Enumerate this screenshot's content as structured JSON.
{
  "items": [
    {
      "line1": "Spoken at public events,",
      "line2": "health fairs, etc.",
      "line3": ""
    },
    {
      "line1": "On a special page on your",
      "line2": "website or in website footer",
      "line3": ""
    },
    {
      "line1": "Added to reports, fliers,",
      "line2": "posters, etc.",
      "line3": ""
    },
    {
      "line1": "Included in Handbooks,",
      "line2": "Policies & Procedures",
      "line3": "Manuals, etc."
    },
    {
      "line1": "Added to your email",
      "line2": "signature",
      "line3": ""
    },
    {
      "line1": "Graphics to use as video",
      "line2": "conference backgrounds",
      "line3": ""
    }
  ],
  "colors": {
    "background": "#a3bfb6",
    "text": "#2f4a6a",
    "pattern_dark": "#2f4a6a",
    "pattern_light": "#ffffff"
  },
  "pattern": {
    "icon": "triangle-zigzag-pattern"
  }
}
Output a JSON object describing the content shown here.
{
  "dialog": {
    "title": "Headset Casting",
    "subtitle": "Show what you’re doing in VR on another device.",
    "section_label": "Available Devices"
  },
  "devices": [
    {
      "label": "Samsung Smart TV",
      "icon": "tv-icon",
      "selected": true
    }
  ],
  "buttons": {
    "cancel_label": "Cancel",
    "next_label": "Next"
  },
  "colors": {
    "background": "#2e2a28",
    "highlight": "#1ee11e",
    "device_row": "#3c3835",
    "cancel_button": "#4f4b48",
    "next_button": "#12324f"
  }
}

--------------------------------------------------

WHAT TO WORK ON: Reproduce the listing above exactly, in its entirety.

FINISHED TASK:
Enumerate this screenshot's content as structured JSON.
{
  "items": [
    {
      "line1": "Spoken at public events,",
      "line2": "health fairs, etc.",
      "line3": ""
    },
    {
      "line1": "On a special page on your",
      "line2": "website or in website footer",
      "line3": ""
    },
    {
      "line1": "Added to reports, fliers,",
      "line2": "posters, etc.",
      "line3": ""
    },
    {
      "line1": "Included in Handbooks,",
      "line2": "Policies & Procedures",
      "line3": "Manuals, etc."
    },
    {
      "line1": "Added to your email",
      "line2": "signature",
      "line3": ""
    },
    {
      "line1": "Graphics to use as video",
      "line2": "conference backgrounds",
      "line3": ""
    }
  ],
  "colors": {
    "background": "#a3bfb6",
    "text": "#2f4a6a",
    "pattern_dark": "#2f4a6a",
    "pattern_light": "#ffffff"
  },
  "pattern": {
    "icon": "triangle-zigzag-pattern"
  }
}
Output a JSON object describing the content shown here.
{
  "dialog": {
    "title": "Headset Casting",
    "subtitle": "Show what you’re doing in VR on another device.",
    "section_label": "Available Devices"
  },
  "devices": [
    {
      "label": "Samsung Smart TV",
      "icon": "tv-icon",
      "selected": true
    }
  ],
  "buttons": {
    "cancel_label": "Cancel",
    "next_label": "Next"
  },
  "colors": {
    "background": "#2e2a28",
    "highlight": "#1ee11e",
    "device_row": "#3c3835",
    "cancel_button": "#4f4b48",
    "next_button": "#12324f"
  }
}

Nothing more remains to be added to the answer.